In addition to being an acknowledged portfolio diversifier, residential also displays low correlation to mainstream asset classes and has outperformed them over medium and long term periods whilst comfortably outpacing inflation.
The most recent data from IPD (Investment Property Databank – the benchmark performance index in the UK for property) tells us that the total nominal ungeared return for residential property in 2011 was 11.3% compared to -3.5% for equities. With a reasonable level of gearing this return could be considerably enhanced.
Sustained strong tenant demand combined with a shortage of available rented accommodation has been driving rental growth over the past couple of years, to the extent that we have observed some examples of “rental gazumping” in the prime London market while in the wider market affordability issues are appearing. Average rents at a national level increased by around 5.5% in 2011 rising to 7.25% in the prime London locations.
Gross yields on single units in the prime central London locations average around 3.4%, however block purchases in less prime but still good locations can achieve 200+ basis points in excess of this.

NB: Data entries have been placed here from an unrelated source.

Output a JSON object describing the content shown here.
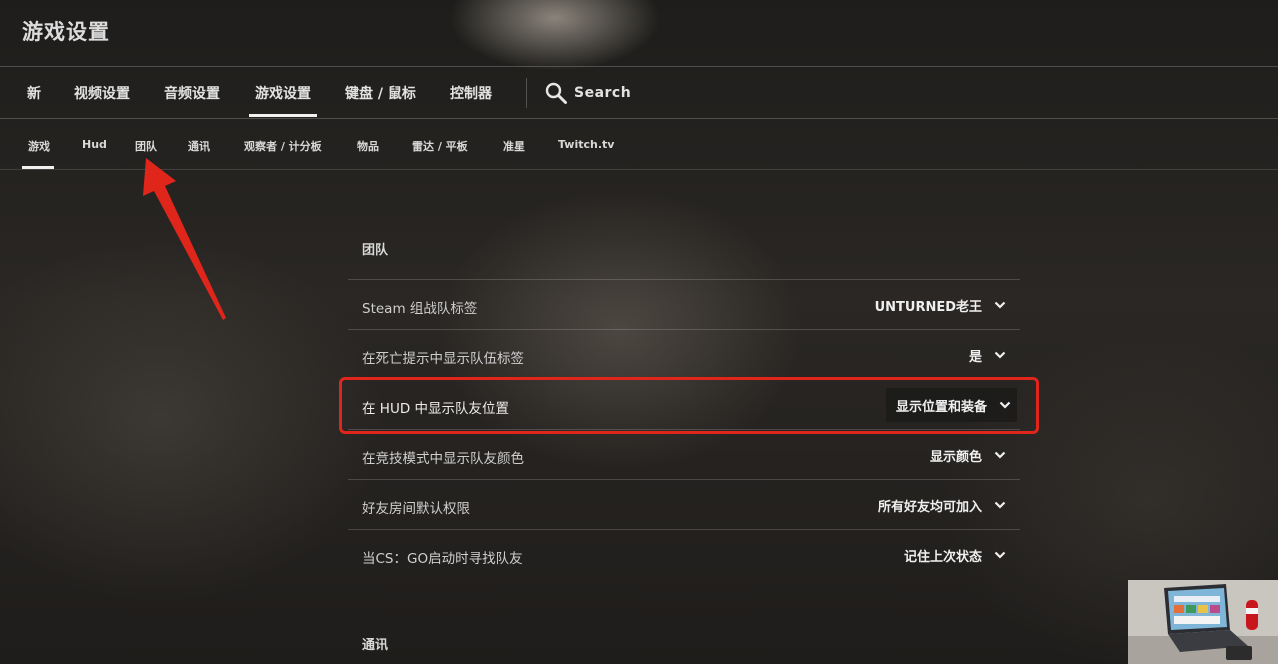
{
  "header": {
    "title": "游戏设置"
  },
  "main_tabs": [
    {
      "label": "新"
    },
    {
      "label": "视频设置"
    },
    {
      "label": "音频设置"
    },
    {
      "label": "游戏设置",
      "active": true
    },
    {
      "label": "键盘 / 鼠标"
    },
    {
      "label": "控制器"
    }
  ],
  "search": {
    "label": "Search",
    "icon": "search-icon"
  },
  "sub_tabs": [
    {
      "label": "游戏",
      "active": true
    },
    {
      "label": "Hud"
    },
    {
      "label": "团队"
    },
    {
      "label": "通讯"
    },
    {
      "label": "观察者 / 计分板"
    },
    {
      "label": "物品"
    },
    {
      "label": "雷达 / 平板"
    },
    {
      "label": "准星"
    },
    {
      "label": "Twitch.tv"
    }
  ],
  "sections": [
    {
      "title": "团队",
      "rows": [
        {
          "label": "Steam 组战队标签",
          "value": "UNTURNED老王"
        },
        {
          "label": "在死亡提示中显示队伍标签",
          "value": "是"
        },
        {
          "label": "在 HUD 中显示队友位置",
          "value": "显示位置和装备",
          "highlighted": true
        },
        {
          "label": "在竞技模式中显示队友颜色",
          "value": "显示颜色"
        },
        {
          "label": "好友房间默认权限",
          "value": "所有好友均可加入"
        },
        {
          "label": "当CS：GO启动时寻找队友",
          "value": "记住上次状态"
        }
      ]
    },
    {
      "title": "通讯"
    }
  ],
  "annotation": {
    "box_color": "#e0261b",
    "arrow_color": "#e0261b"
  }
}
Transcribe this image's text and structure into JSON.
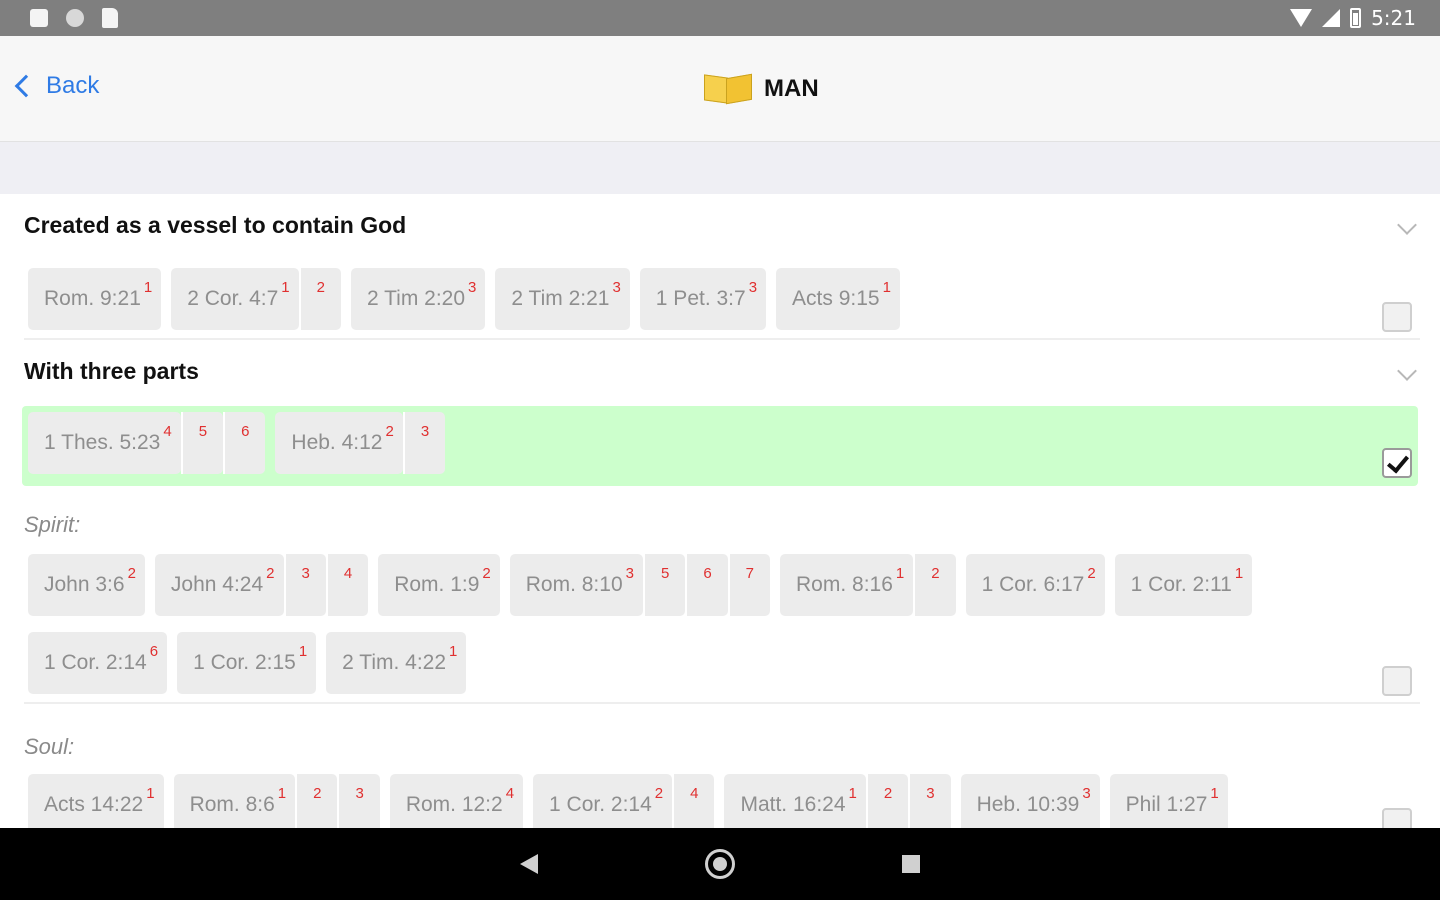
{
  "status_bar": {
    "time": "5:21"
  },
  "nav": {
    "back_label": "Back",
    "title": "MAN"
  },
  "sections": {
    "s1": {
      "title": "Created as a vessel to contain God",
      "chips": [
        {
          "ref": "Rom. 9:21",
          "sup": "1"
        },
        {
          "ref": "2 Cor. 4:7",
          "sup": "1",
          "extra": "2"
        },
        {
          "ref": "2 Tim 2:20",
          "sup": "3"
        },
        {
          "ref": "2 Tim 2:21",
          "sup": "3"
        },
        {
          "ref": "1 Pet. 3:7",
          "sup": "3"
        },
        {
          "ref": "Acts 9:15",
          "sup": "1"
        }
      ]
    },
    "s2": {
      "title": "With three parts",
      "chips": [
        {
          "ref": "1 Thes. 5:23",
          "sup": "4",
          "extra1": "5",
          "extra2": "6"
        },
        {
          "ref": "Heb. 4:12",
          "sup": "2",
          "extra": "3"
        }
      ]
    },
    "spirit": {
      "label": "Spirit:",
      "row1": [
        {
          "ref": "John 3:6",
          "sup": "2"
        },
        {
          "ref": "John 4:24",
          "sup": "2",
          "extra1": "3",
          "extra2": "4"
        },
        {
          "ref": "Rom. 1:9",
          "sup": "2"
        },
        {
          "ref": "Rom. 8:10",
          "sup": "3",
          "extra1": "5",
          "extra2": "6",
          "extra3": "7"
        },
        {
          "ref": "Rom. 8:16",
          "sup": "1",
          "extra": "2"
        },
        {
          "ref": "1 Cor. 6:17",
          "sup": "2"
        },
        {
          "ref": "1 Cor. 2:11",
          "sup": "1"
        }
      ],
      "row2": [
        {
          "ref": "1 Cor. 2:14",
          "sup": "6"
        },
        {
          "ref": "1 Cor. 2:15",
          "sup": "1"
        },
        {
          "ref": "2 Tim. 4:22",
          "sup": "1"
        }
      ]
    },
    "soul": {
      "label": "Soul:",
      "row1": [
        {
          "ref": "Acts 14:22",
          "sup": "1"
        },
        {
          "ref": "Rom. 8:6",
          "sup": "1",
          "extra1": "2",
          "extra2": "3"
        },
        {
          "ref": "Rom. 12:2",
          "sup": "4"
        },
        {
          "ref": "1 Cor. 2:14",
          "sup": "2",
          "extra": "4"
        },
        {
          "ref": "Matt. 16:24",
          "sup": "1",
          "extra1": "2",
          "extra2": "3"
        },
        {
          "ref": "Heb. 10:39",
          "sup": "3"
        },
        {
          "ref": "Phil 1:27",
          "sup": "1"
        }
      ]
    }
  }
}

Of course there are potential pitfalls as is the case with most investments. Investors will need to be aware of their true operating costs and they will need to properly manage and service their properties in order to attract and retain tenants and minimise void periods. Prudent stock and location selection are also givens, which means thorough market research prior to committing funds. Having satisfied these criteria, what sort of opportunities await the savvy residential investor?
The UK residential sector offers a variety of avenues for investors. The classic apartment or house rented to private households is the most common, however there are other attractive options such as student housing and social housing. Student accommodation is a growth sector and can be especially lucrative in the higher end segment, which is dominated by wealthy non-EU HE students from whom it is not uncommon to receive one year’s rent in advance.

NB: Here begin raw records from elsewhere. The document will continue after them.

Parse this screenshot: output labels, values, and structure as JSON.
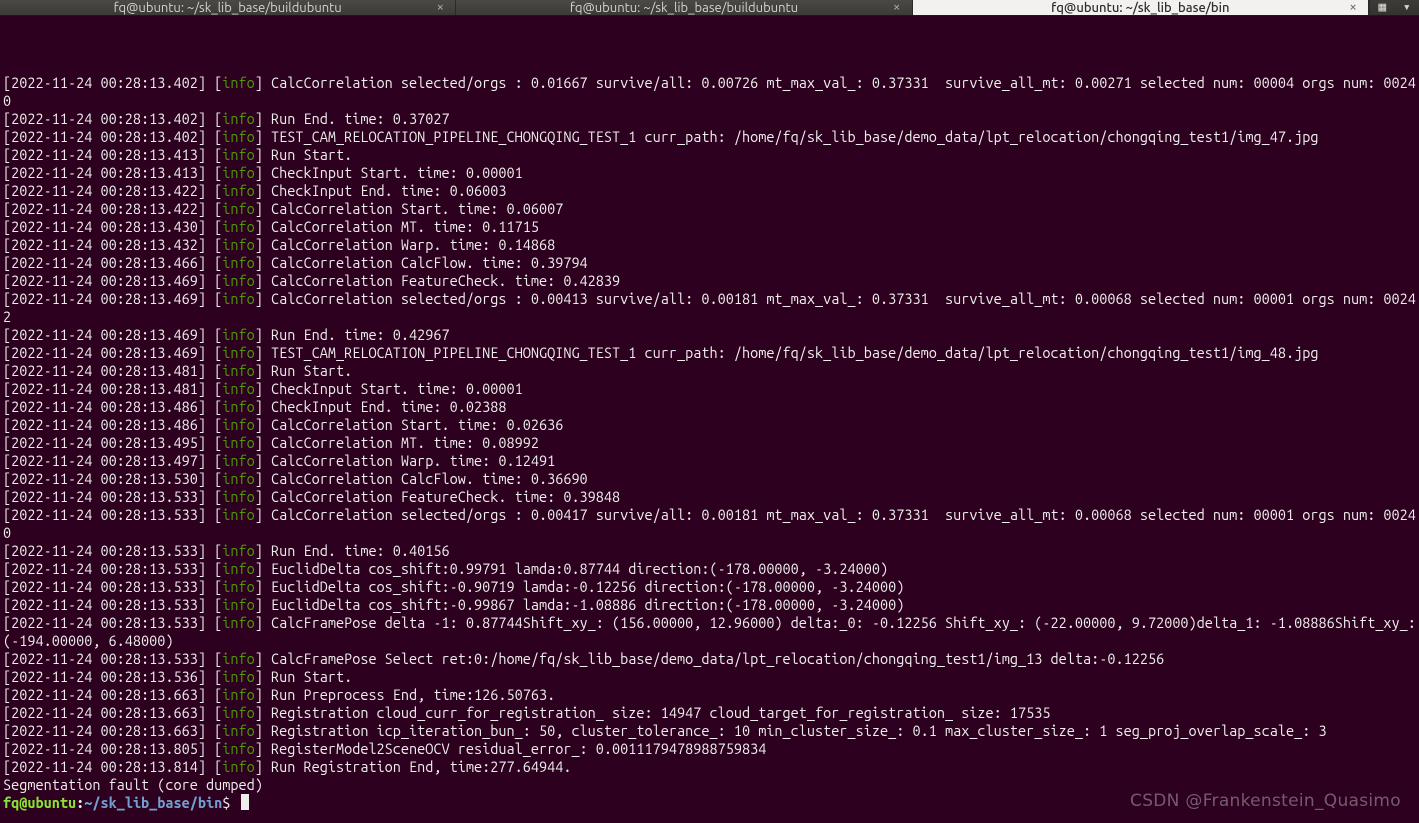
{
  "tabs": [
    {
      "title": "fq@ubuntu: ~/sk_lib_base/buildubuntu",
      "active": false
    },
    {
      "title": "fq@ubuntu: ~/sk_lib_base/buildubuntu",
      "active": false
    },
    {
      "title": "fq@ubuntu: ~/sk_lib_base/bin",
      "active": true
    }
  ],
  "tab_new_icon": "▦",
  "tab_menu_icon": "▾",
  "close_glyph": "×",
  "log_level": "info",
  "log": [
    {
      "ts": "2022-11-24 00:28:13.402",
      "msg": "CalcCorrelation selected/orgs : 0.01667 survive/all: 0.00726 mt_max_val_: 0.37331  survive_all_mt: 0.00271 selected num: 00004 orgs num: 00240"
    },
    {
      "ts": "2022-11-24 00:28:13.402",
      "msg": "Run End. time: 0.37027"
    },
    {
      "ts": "2022-11-24 00:28:13.402",
      "msg": "TEST_CAM_RELOCATION_PIPELINE_CHONGQING_TEST_1 curr_path: /home/fq/sk_lib_base/demo_data/lpt_relocation/chongqing_test1/img_47.jpg"
    },
    {
      "ts": "2022-11-24 00:28:13.413",
      "msg": "Run Start."
    },
    {
      "ts": "2022-11-24 00:28:13.413",
      "msg": "CheckInput Start. time: 0.00001"
    },
    {
      "ts": "2022-11-24 00:28:13.422",
      "msg": "CheckInput End. time: 0.06003"
    },
    {
      "ts": "2022-11-24 00:28:13.422",
      "msg": "CalcCorrelation Start. time: 0.06007"
    },
    {
      "ts": "2022-11-24 00:28:13.430",
      "msg": "CalcCorrelation MT. time: 0.11715"
    },
    {
      "ts": "2022-11-24 00:28:13.432",
      "msg": "CalcCorrelation Warp. time: 0.14868"
    },
    {
      "ts": "2022-11-24 00:28:13.466",
      "msg": "CalcCorrelation CalcFlow. time: 0.39794"
    },
    {
      "ts": "2022-11-24 00:28:13.469",
      "msg": "CalcCorrelation FeatureCheck. time: 0.42839"
    },
    {
      "ts": "2022-11-24 00:28:13.469",
      "msg": "CalcCorrelation selected/orgs : 0.00413 survive/all: 0.00181 mt_max_val_: 0.37331  survive_all_mt: 0.00068 selected num: 00001 orgs num: 00242"
    },
    {
      "ts": "2022-11-24 00:28:13.469",
      "msg": "Run End. time: 0.42967"
    },
    {
      "ts": "2022-11-24 00:28:13.469",
      "msg": "TEST_CAM_RELOCATION_PIPELINE_CHONGQING_TEST_1 curr_path: /home/fq/sk_lib_base/demo_data/lpt_relocation/chongqing_test1/img_48.jpg"
    },
    {
      "ts": "2022-11-24 00:28:13.481",
      "msg": "Run Start."
    },
    {
      "ts": "2022-11-24 00:28:13.481",
      "msg": "CheckInput Start. time: 0.00001"
    },
    {
      "ts": "2022-11-24 00:28:13.486",
      "msg": "CheckInput End. time: 0.02388"
    },
    {
      "ts": "2022-11-24 00:28:13.486",
      "msg": "CalcCorrelation Start. time: 0.02636"
    },
    {
      "ts": "2022-11-24 00:28:13.495",
      "msg": "CalcCorrelation MT. time: 0.08992"
    },
    {
      "ts": "2022-11-24 00:28:13.497",
      "msg": "CalcCorrelation Warp. time: 0.12491"
    },
    {
      "ts": "2022-11-24 00:28:13.530",
      "msg": "CalcCorrelation CalcFlow. time: 0.36690"
    },
    {
      "ts": "2022-11-24 00:28:13.533",
      "msg": "CalcCorrelation FeatureCheck. time: 0.39848"
    },
    {
      "ts": "2022-11-24 00:28:13.533",
      "msg": "CalcCorrelation selected/orgs : 0.00417 survive/all: 0.00181 mt_max_val_: 0.37331  survive_all_mt: 0.00068 selected num: 00001 orgs num: 00240"
    },
    {
      "ts": "2022-11-24 00:28:13.533",
      "msg": "Run End. time: 0.40156"
    },
    {
      "ts": "2022-11-24 00:28:13.533",
      "msg": "EuclidDelta cos_shift:0.99791 lamda:0.87744 direction:(-178.00000, -3.24000)"
    },
    {
      "ts": "2022-11-24 00:28:13.533",
      "msg": "EuclidDelta cos_shift:-0.90719 lamda:-0.12256 direction:(-178.00000, -3.24000)"
    },
    {
      "ts": "2022-11-24 00:28:13.533",
      "msg": "EuclidDelta cos_shift:-0.99867 lamda:-1.08886 direction:(-178.00000, -3.24000)"
    },
    {
      "ts": "2022-11-24 00:28:13.533",
      "msg": "CalcFramePose delta -1: 0.87744Shift_xy_: (156.00000, 12.96000) delta:_0: -0.12256 Shift_xy_: (-22.00000, 9.72000)delta_1: -1.08886Shift_xy_: (-194.00000, 6.48000)"
    },
    {
      "ts": "2022-11-24 00:28:13.533",
      "msg": "CalcFramePose Select ret:0:/home/fq/sk_lib_base/demo_data/lpt_relocation/chongqing_test1/img_13 delta:-0.12256"
    },
    {
      "ts": "2022-11-24 00:28:13.536",
      "msg": "Run Start."
    },
    {
      "ts": "2022-11-24 00:28:13.663",
      "msg": "Run Preprocess End, time:126.50763."
    },
    {
      "ts": "2022-11-24 00:28:13.663",
      "msg": "Registration cloud_curr_for_registration_ size: 14947 cloud_target_for_registration_ size: 17535"
    },
    {
      "ts": "2022-11-24 00:28:13.663",
      "msg": "Registration icp_iteration_bun_: 50, cluster_tolerance_: 10 min_cluster_size_: 0.1 max_cluster_size_: 1 seg_proj_overlap_scale_: 3"
    },
    {
      "ts": "2022-11-24 00:28:13.805",
      "msg": "RegisterModel2SceneOCV residual_error_: 0.0011179478988759834"
    },
    {
      "ts": "2022-11-24 00:28:13.814",
      "msg": "Run Registration End, time:277.64944."
    }
  ],
  "plain_lines": [
    "Segmentation fault (core dumped)"
  ],
  "prompt": {
    "user": "fq",
    "host": "ubuntu",
    "path": "~/sk_lib_base/bin",
    "symbol": "$"
  },
  "watermark": "CSDN @Frankenstein_Quasimo"
}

The private rented sector has been expanding steadily over the past decade, with London leading the way. As a nation, the proportion of households living in privately rented accommodation has risen from 10% in 2000 to 15.6% in 2009/10 – equating to 3.4 million households – and continues to rise.
In London, the Mayor’s Office estimates that around one in five households is currently in privately rented accommodation, with rates of private renting more than twice as high in central London as they are in the outer boroughs. Moreover, the private rented sector now accounts for more than half of the home moves that take place in London each year.
The question for many is whether this represents a longer term structural shift in attitude towards residential property occupation or is it merely a temporary blip in response to the prevailing harsh economic climate in which affordability issues are exacerbated by difficulties in accessing mortgage credit. Clearly, some of the rental demand of the past few years can be classified as “necessity renting”.
However, there is anecdotal evidence to suggest that the “renters of choice” category is growing and the fact that the PRS was already expanding well before the recession tends to support this. This latter category comprises students, corporate tenants on fixed term contracts, lifestyle renters and convenience renters who are looking for short term accommodation while they await an anticipated change in their situation, be it looking for the right property or perhaps awaiting a job relocation.
A final characteristic of the UK residential market suggests that longer term growth in both capital and rental values is likely. The longstanding structural mismatch between supply and demand in both the owner occupier and rental markets will take many generations to balance: the peak year for housing development (2004) saw just over 153,000 dwellings completed nationally and just under 18,000 in London.
Against this, the Government projects annual growth in households of 232,000 nationally and just over 36,000 in London over the next two decades which implies upwards pressure on values given a healthy underlying economy.